● WHAT THE TASK ASKS:
Go through the entries and write each one out again unchanged.
##### INPUT RECORDS #####
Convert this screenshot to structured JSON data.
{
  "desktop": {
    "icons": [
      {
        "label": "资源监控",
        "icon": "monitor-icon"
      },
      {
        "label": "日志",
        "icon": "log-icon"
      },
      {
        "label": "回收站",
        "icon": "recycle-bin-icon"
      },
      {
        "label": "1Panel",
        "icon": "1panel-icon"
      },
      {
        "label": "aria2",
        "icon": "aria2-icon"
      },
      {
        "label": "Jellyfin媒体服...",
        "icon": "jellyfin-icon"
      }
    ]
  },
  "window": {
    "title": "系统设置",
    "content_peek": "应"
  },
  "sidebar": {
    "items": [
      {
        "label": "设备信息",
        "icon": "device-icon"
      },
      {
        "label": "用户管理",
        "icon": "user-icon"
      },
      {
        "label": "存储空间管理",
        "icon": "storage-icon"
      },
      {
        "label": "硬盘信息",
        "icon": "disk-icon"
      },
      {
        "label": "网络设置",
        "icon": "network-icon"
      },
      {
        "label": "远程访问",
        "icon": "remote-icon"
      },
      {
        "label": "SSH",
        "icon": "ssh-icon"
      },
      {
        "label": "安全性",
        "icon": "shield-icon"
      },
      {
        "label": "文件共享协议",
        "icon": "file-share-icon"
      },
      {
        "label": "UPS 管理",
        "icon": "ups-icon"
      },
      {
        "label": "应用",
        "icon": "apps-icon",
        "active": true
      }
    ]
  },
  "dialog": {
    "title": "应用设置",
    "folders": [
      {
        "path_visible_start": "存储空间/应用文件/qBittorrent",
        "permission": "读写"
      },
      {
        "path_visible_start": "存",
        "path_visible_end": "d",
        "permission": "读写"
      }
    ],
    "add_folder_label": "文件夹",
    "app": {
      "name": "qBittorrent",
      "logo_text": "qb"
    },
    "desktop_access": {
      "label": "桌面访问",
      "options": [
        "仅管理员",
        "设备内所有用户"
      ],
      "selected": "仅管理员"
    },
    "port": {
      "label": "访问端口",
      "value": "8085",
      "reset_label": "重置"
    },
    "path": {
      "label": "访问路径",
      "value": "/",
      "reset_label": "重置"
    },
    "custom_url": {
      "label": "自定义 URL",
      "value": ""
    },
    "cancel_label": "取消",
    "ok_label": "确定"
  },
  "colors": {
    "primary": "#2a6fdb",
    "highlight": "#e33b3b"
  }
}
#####
● RESPONSE BELOW:
Convert this screenshot to structured JSON data.
{
  "desktop": {
    "icons": [
      {
        "label": "资源监控",
        "icon": "monitor-icon"
      },
      {
        "label": "日志",
        "icon": "log-icon"
      },
      {
        "label": "回收站",
        "icon": "recycle-bin-icon"
      },
      {
        "label": "1Panel",
        "icon": "1panel-icon"
      },
      {
        "label": "aria2",
        "icon": "aria2-icon"
      },
      {
        "label": "Jellyfin媒体服...",
        "icon": "jellyfin-icon"
      }
    ]
  },
  "window": {
    "title": "系统设置",
    "content_peek": "应"
  },
  "sidebar": {
    "items": [
      {
        "label": "设备信息",
        "icon": "device-icon"
      },
      {
        "label": "用户管理",
        "icon": "user-icon"
      },
      {
        "label": "存储空间管理",
        "icon": "storage-icon"
      },
      {
        "label": "硬盘信息",
        "icon": "disk-icon"
      },
      {
        "label": "网络设置",
        "icon": "network-icon"
      },
      {
        "label": "远程访问",
        "icon": "remote-icon"
      },
      {
        "label": "SSH",
        "icon": "ssh-icon"
      },
      {
        "label": "安全性",
        "icon": "shield-icon"
      },
      {
        "label": "文件共享协议",
        "icon": "file-share-icon"
      },
      {
        "label": "UPS 管理",
        "icon": "ups-icon"
      },
      {
        "label": "应用",
        "icon": "apps-icon",
        "active": true
      }
    ]
  },
  "dialog": {
    "title": "应用设置",
    "folders": [
      {
        "path_visible_start": "存储空间/应用文件/qBittorrent",
        "permission": "读写"
      },
      {
        "path_visible_start": "存",
        "path_visible_end": "d",
        "permission": "读写"
      }
    ],
    "add_folder_label": "文件夹",
    "app": {
      "name": "qBittorrent",
      "logo_text": "qb"
    },
    "desktop_access": {
      "label": "桌面访问",
      "options": [
        "仅管理员",
        "设备内所有用户"
      ],
      "selected": "仅管理员"
    },
    "port": {
      "label": "访问端口",
      "value": "8085",
      "reset_label": "重置"
    },
    "path": {
      "label": "访问路径",
      "value": "/",
      "reset_label": "重置"
    },
    "custom_url": {
      "label": "自定义 URL",
      "value": ""
    },
    "cancel_label": "取消",
    "ok_label": "确定"
  },
  "colors": {
    "primary": "#2a6fdb",
    "highlight": "#e33b3b"
  }
}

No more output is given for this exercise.